Your result should be every line of the records below that contains the word "offset".

____ DATA

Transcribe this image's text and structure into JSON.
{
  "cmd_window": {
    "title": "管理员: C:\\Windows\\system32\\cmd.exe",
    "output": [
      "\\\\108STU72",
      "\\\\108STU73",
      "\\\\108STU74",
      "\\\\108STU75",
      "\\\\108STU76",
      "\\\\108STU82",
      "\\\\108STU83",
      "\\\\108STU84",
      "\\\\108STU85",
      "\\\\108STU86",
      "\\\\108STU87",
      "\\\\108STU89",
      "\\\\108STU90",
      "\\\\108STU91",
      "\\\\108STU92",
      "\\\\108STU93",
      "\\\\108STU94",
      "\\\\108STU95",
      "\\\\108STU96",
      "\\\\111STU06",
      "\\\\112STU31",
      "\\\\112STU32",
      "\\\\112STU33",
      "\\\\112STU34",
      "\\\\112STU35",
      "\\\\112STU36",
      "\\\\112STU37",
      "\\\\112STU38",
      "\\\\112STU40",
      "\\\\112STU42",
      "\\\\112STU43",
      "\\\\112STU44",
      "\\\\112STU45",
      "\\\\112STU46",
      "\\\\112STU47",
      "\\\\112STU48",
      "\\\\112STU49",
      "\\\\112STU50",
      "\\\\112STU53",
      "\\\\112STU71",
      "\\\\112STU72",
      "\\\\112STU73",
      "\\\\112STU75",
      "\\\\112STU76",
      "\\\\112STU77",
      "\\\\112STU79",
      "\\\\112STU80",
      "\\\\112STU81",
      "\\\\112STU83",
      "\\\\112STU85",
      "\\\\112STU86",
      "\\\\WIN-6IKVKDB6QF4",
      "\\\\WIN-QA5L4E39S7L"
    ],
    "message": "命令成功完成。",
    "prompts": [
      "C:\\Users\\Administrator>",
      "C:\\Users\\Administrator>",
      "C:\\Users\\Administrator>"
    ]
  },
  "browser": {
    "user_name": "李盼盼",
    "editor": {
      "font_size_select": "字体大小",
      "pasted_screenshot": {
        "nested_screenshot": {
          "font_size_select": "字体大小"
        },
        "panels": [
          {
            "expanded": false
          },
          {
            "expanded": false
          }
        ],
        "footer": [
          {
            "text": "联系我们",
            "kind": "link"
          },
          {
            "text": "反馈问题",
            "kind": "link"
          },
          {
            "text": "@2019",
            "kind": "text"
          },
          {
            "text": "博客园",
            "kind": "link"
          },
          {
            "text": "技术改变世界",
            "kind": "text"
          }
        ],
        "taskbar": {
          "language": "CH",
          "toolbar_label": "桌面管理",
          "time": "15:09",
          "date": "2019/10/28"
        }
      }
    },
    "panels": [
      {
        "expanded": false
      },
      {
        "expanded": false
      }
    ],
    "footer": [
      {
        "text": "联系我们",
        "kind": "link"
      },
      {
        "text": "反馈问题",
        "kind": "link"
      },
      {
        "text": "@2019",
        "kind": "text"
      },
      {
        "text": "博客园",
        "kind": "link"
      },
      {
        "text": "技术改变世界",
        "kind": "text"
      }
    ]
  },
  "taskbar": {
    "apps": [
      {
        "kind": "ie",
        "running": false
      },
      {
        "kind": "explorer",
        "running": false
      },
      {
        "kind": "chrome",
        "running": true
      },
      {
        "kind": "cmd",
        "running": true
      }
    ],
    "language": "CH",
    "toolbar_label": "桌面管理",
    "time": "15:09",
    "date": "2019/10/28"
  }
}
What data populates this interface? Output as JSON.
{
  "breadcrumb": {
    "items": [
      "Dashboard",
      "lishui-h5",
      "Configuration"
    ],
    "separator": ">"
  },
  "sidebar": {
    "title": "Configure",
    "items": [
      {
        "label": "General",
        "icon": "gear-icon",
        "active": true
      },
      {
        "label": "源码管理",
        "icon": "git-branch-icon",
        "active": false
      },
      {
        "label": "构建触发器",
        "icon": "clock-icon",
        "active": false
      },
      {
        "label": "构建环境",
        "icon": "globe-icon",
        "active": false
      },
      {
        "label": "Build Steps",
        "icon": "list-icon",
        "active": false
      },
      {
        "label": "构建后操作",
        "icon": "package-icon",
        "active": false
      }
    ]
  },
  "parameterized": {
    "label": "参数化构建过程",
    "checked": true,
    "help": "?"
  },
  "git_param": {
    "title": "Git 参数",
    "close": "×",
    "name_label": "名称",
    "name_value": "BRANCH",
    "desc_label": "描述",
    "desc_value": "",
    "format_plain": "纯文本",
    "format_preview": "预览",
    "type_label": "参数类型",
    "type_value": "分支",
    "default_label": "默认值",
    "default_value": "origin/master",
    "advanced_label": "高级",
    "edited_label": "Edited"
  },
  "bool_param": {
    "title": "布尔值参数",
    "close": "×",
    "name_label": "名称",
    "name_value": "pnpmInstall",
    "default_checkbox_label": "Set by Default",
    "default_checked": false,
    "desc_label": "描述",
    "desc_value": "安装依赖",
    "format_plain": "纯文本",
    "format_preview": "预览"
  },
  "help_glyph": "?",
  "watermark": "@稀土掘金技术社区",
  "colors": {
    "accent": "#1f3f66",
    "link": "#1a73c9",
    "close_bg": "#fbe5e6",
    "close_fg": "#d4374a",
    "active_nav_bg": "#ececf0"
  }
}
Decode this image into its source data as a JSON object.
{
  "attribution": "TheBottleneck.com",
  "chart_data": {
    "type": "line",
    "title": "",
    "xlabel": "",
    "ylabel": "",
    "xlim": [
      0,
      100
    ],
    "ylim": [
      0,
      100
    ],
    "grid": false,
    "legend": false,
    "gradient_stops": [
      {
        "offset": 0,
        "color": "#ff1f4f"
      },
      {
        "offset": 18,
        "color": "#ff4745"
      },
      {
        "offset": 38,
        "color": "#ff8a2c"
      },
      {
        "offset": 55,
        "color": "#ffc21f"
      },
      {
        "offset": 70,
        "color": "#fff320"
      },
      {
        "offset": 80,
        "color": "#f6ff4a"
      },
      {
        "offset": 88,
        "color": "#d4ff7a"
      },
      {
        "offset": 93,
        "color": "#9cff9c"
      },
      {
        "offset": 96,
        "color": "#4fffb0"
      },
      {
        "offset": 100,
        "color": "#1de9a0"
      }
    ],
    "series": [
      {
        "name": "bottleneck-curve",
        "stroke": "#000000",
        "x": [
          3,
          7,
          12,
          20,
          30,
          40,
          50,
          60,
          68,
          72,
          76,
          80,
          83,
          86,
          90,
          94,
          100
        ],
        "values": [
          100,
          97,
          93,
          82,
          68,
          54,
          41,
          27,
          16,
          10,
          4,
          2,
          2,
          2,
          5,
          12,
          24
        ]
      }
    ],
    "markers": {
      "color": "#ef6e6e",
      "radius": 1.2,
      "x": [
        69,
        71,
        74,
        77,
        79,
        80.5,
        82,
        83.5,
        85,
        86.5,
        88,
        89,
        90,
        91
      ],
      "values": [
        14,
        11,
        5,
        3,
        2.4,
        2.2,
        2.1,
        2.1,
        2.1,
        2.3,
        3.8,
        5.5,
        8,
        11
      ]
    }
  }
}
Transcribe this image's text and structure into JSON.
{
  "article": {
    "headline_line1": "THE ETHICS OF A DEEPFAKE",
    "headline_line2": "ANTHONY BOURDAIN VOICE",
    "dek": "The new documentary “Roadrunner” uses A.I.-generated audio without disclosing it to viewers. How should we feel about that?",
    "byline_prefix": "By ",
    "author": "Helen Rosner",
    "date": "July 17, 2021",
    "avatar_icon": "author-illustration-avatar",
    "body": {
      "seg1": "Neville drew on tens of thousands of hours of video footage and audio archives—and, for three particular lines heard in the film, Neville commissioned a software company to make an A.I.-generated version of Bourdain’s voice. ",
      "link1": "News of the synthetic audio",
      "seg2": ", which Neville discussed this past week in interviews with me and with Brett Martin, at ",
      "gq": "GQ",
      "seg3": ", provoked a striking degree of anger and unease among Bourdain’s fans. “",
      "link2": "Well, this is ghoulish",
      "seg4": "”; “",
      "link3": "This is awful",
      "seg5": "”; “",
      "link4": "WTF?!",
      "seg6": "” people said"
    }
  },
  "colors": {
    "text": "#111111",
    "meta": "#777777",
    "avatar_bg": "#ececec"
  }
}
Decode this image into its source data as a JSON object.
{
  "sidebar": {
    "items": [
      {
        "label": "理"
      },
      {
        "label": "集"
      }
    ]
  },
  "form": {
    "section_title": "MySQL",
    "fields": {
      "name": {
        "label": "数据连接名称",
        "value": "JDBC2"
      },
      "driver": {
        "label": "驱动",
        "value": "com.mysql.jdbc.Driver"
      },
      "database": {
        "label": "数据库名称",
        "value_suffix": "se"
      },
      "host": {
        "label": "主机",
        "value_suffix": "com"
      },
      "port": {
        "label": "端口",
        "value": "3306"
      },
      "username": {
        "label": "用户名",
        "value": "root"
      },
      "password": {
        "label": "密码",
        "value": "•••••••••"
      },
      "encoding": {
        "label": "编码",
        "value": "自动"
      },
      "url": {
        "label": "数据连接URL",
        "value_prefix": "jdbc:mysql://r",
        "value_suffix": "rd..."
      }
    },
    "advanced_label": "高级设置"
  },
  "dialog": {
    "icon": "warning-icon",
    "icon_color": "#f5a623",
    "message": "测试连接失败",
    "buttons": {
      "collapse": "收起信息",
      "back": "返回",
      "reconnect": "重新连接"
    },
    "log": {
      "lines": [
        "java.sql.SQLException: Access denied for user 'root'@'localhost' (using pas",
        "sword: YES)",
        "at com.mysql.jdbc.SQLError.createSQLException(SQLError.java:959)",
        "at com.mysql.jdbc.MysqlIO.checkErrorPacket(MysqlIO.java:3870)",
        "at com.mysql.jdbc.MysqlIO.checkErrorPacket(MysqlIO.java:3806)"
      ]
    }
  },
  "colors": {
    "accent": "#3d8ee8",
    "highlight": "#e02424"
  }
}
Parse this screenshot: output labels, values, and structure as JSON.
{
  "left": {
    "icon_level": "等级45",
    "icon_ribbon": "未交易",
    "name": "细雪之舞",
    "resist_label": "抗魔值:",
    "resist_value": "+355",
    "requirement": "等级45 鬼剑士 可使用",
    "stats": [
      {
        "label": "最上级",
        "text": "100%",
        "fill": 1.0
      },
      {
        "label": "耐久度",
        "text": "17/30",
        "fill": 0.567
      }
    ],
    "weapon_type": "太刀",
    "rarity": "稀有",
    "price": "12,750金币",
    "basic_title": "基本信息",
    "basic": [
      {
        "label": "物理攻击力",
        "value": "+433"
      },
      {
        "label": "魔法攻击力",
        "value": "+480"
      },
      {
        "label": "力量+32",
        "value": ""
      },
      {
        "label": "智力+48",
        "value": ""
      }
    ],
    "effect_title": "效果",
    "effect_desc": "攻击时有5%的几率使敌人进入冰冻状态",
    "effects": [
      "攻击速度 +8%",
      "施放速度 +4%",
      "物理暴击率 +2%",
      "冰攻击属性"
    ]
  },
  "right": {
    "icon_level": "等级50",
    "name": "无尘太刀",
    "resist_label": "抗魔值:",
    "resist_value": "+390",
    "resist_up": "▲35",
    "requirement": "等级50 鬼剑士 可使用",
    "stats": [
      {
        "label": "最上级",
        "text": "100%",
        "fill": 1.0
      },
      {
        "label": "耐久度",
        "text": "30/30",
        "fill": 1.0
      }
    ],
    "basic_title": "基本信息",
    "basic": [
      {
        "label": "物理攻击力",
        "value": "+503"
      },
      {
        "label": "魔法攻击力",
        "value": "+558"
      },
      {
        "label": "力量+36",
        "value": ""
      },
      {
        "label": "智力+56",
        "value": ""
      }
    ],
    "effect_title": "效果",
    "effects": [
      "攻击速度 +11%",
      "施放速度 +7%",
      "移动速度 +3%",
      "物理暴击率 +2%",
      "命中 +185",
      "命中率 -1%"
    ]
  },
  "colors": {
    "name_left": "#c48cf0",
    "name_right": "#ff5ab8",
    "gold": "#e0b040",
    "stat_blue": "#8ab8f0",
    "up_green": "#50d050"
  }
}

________

## TASK ANSWER:
        "offset": 0,
        "offset": 18,
        "offset": 38,
        "offset": 55,
        "offset": 70,
        "offset": 80,
        "offset": 88,
        "offset": 93,
        "offset": 96,
        "offset": 100,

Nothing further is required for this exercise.